Segment Open
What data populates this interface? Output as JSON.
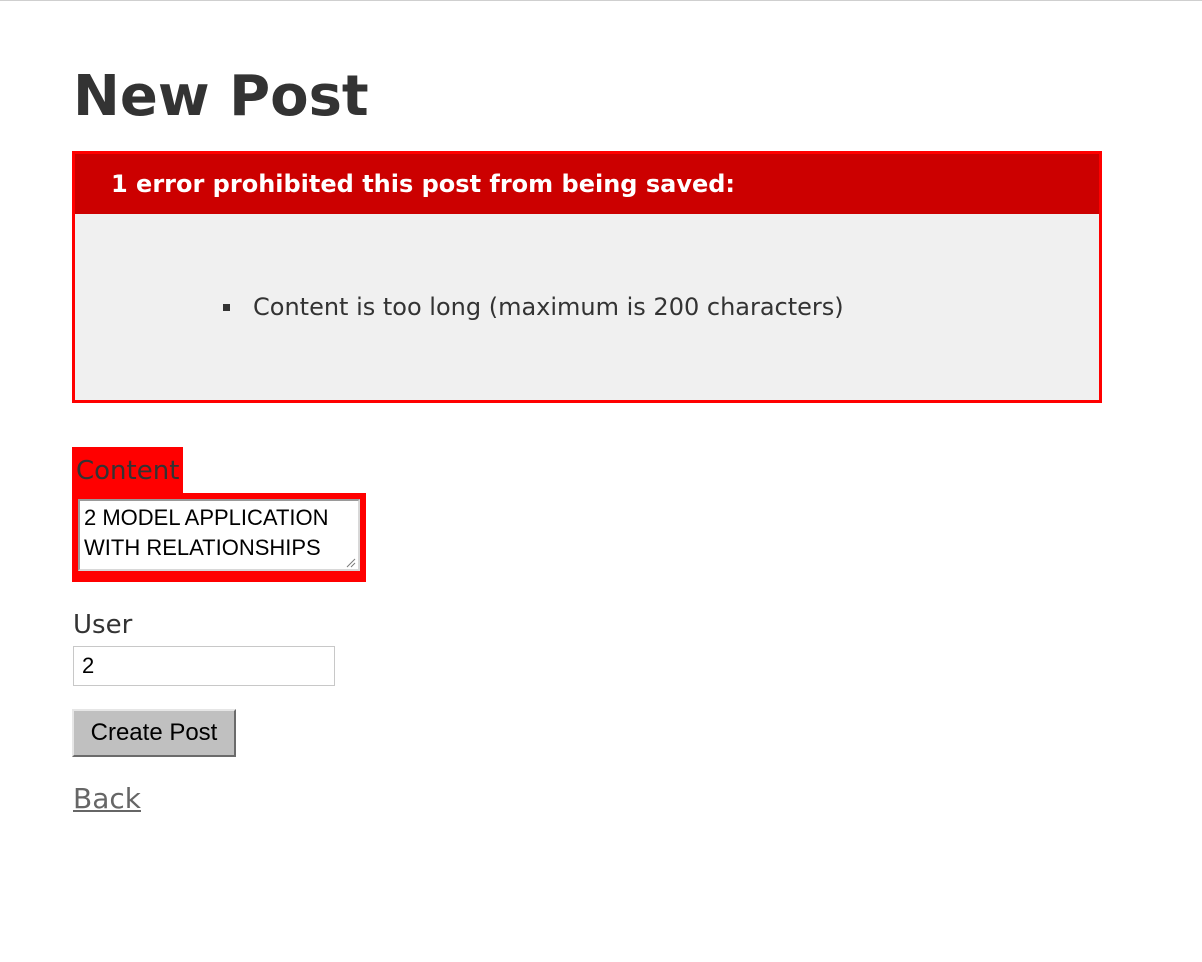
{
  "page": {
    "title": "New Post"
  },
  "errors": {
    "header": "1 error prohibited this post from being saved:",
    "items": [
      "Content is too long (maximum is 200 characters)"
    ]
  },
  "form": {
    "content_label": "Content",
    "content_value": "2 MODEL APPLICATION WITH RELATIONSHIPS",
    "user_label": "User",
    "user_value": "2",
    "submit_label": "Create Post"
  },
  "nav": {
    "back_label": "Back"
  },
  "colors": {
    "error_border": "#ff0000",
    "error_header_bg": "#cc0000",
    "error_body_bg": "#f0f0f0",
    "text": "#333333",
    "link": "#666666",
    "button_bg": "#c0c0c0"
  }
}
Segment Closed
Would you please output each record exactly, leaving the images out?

Response to this task:
What data populates this interface? Output as JSON.
{
  "page": {
    "title": "New Post"
  },
  "errors": {
    "header": "1 error prohibited this post from being saved:",
    "items": [
      "Content is too long (maximum is 200 characters)"
    ]
  },
  "form": {
    "content_label": "Content",
    "content_value": "2 MODEL APPLICATION WITH RELATIONSHIPS",
    "user_label": "User",
    "user_value": "2",
    "submit_label": "Create Post"
  },
  "nav": {
    "back_label": "Back"
  },
  "colors": {
    "error_border": "#ff0000",
    "error_header_bg": "#cc0000",
    "error_body_bg": "#f0f0f0",
    "text": "#333333",
    "link": "#666666",
    "button_bg": "#c0c0c0"
  }
}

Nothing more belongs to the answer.